Wednesday, May 2. 2012
For quite a while the Ubuntu subversion package suffer from bad user certificates that do not follow the standards strictly. In case you have to authenticate with such a certificate subversion will return such an error message:
OPTIONS of '<url>': SSL handshake failed: SSL error: Key usage violation in certificate has been detected. (<url>)
The root of this problem is that the Ubuntu packages link against libneon-gnutls, which handles certificates in a stricter way than libneon. A easy workaround in the past was to simply replace a replace the library link of libneon-gnutls to point to libneon:
sudo mv /usr/lib/libneon-gnutls.so.27 /usr/lib/libneon-gnutls.so.27.old
sudo ln -s /usr/lib/libneon.so.27 /usr/lib/libneon-gnutls.so.27
However once you do this in Ubuntu 12.04 Precise Pangolin you will get a another error message instead:
OPTIONS of <url>': SSL handshake failed: SSL disabled due to library version mismatch (<url>)
Continue reading "Subversion & Certificate Problems with Ubuntu Precise Pangolin"
Thursday, April 12. 2012
Recently I've talked with a friend about the legal notice [de] with added costs against a Facebook user. A third user has posted an image of a rubber duck on that users timeline. However this image violated the copyright of a copyright owner. Yes, you've read correctly: In Germany you can be sued for a photo that someone else has posted on your Facebook timeline.
This triggered the question whether it should be allowed to sue unlicensed usages of only private usage context? Should it be allowed that private users are sued for downloading and posting a picture on their Facebook page?
At first I thought about that like a user and my immediate response was "no", fair, non-profit usages of images should be allowed and not be subject to legal actions.
However recently I got more and more into photography and therefore became also part of the copyright owner side. So I dug deeper into the topic and soon found critical problems around this thinking.
Continue reading "Wanna Share One of My Pictures?"
Friday, November 25. 2011
Yesterday I and a couple of colleagues held a couple of Pecha Kucha sessions. Pecha Kucha is a presentation methodology that limits the presentation to 20 slides where the next slide is displayed after 20 seconds automatically. During the preparation and for the presentation session we felt the lack for a decent timer that counts down from 20 to1 for each slide and gives a clearly visible feedback before the time for the current slide ends.
Continue reading "Pecha Kucha Timer"
Tuesday, November 30. 2010
You won! Be proud of yourselves, you stinkers!
I am not a big fan of blogs that moderate every single comment.

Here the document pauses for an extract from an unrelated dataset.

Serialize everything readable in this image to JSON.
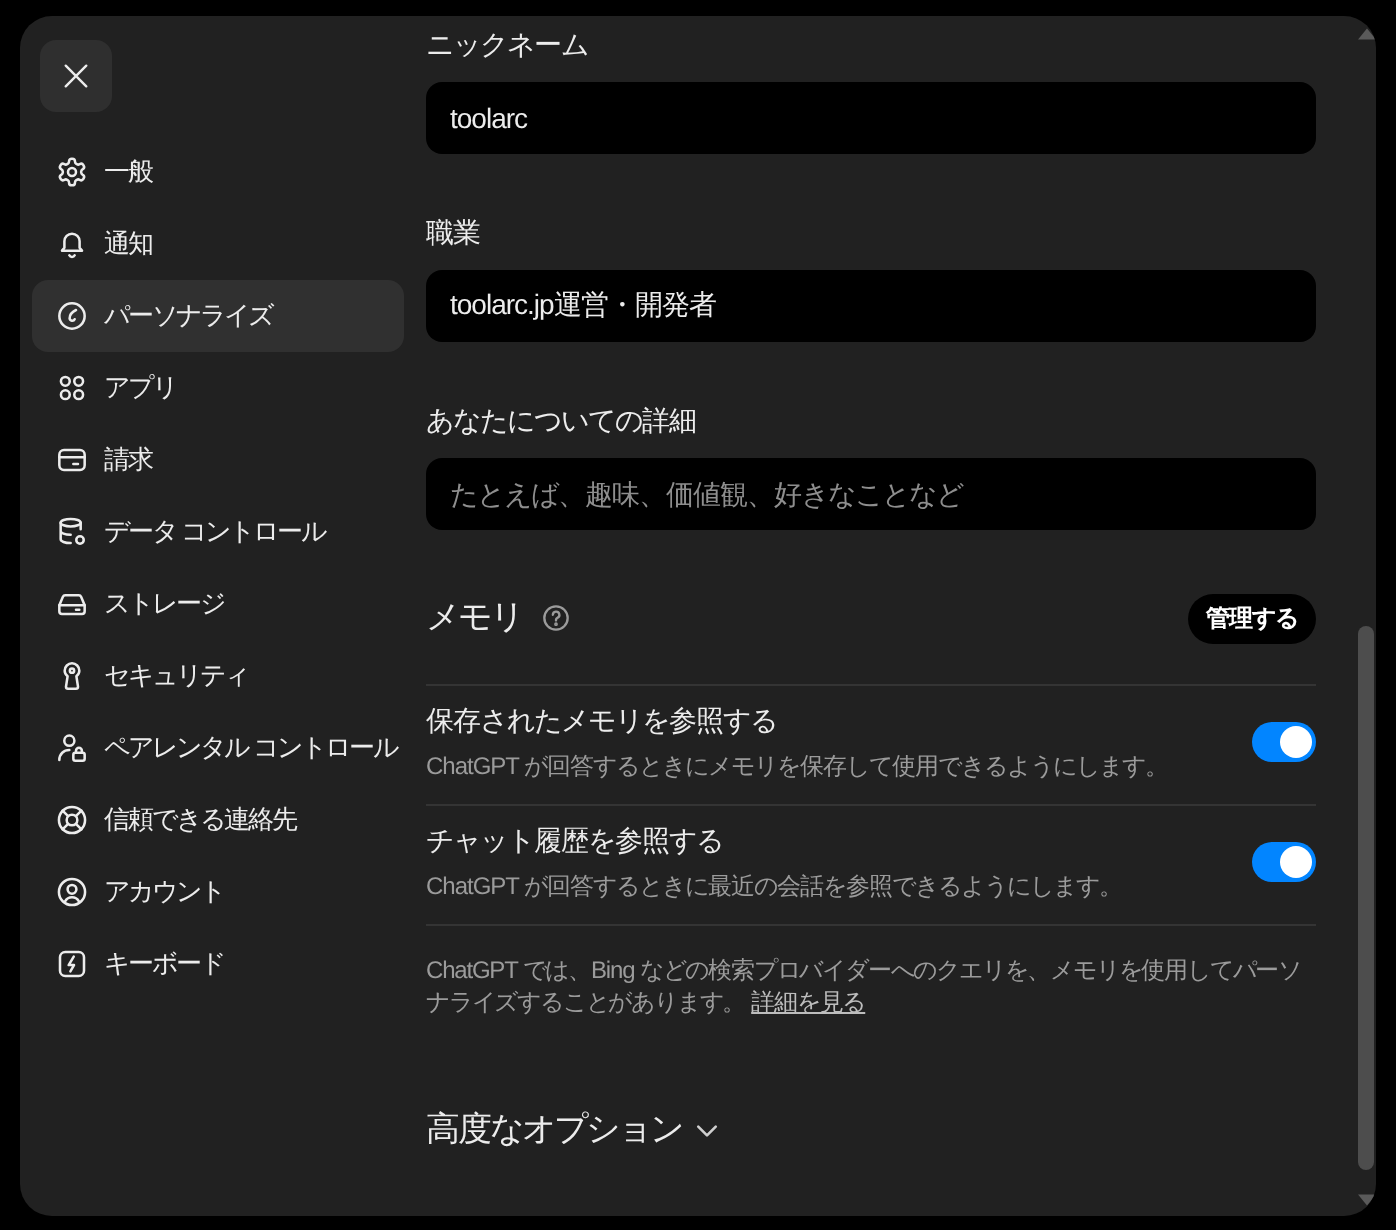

This hinders active and timely discussions and can be seen as a kind of censorship. Unfortunately my blog seems to have gained the interest of spammers and since their comments seem to be manual posts, captchas do not help. During the last days I had to delete about 10 spam comments per day, while there were were just about a few comments during the last weeks.
Since the effort to delete SPAM is higher than to accept valid comments and I really do not want to support some obscure sites just because I didn't check my mails for a few hours I decided to turn moderation on.
I promise that I will do me best to confirm any valid comments within a few hours.
At least you get easier to read captchas in return.
Wednesday, October 27. 2010
Dear David Fincher, Director of The Social Network,
yesterday evening I saw your great movie and I must say that I enjoyed it very much.
Besides the very interesting plot I was very happy that you have chosen KDE as Desktop environment for Marks computer (that does not prove that Mark is using KDE in real-life, of course - but as Mark is a smart guy, I would not wonder). At least you haven't followed the rest of Hollywood and gave him an Apple or made him use Windows.
I was very delighted that you did your homework and showed us the magic of wget and perl and no unrealistic Hollywood typical computer voodoo. People that did not know how to fetch a bunch of images from a website really learned something. Thank you very much for that.
But... really... was it necessary to ruin this good impression with the close up of the terminal session, where Mark had typed
> ping localhost PING localhost.localdomain (127.0.0.1) 56(84) bytes of data. 64 bytes from localhost (127.0.0.1): icmp_req=1 ttl=64 time=0.031 ms 64 bytes from localhost (127.0.0.1): icmp_req=2 ttl=64 time=0.041 ms 64 bytes from localhost (127.0.0.1): icmp_req=3 ttl=64 time=0.045 ms 64 bytes from localhost (127.0.0.1): icmp_req=4 ttl=64 time=0.036 ms 64 bytes from localhost (127.0.0.1): icmp_req=5 ttl=64 time=0.047 ms ^C --- localhost.localdomain ping statistics --- 5 packets transmitted, 5 received, 0% packet loss, time 3996ms rtt min/avg/max/mdev = 0.031/0.040/0.047/0.005 ms
I guess Mark knows that his computer is up and running, while he sits in front of it surfing Facebook.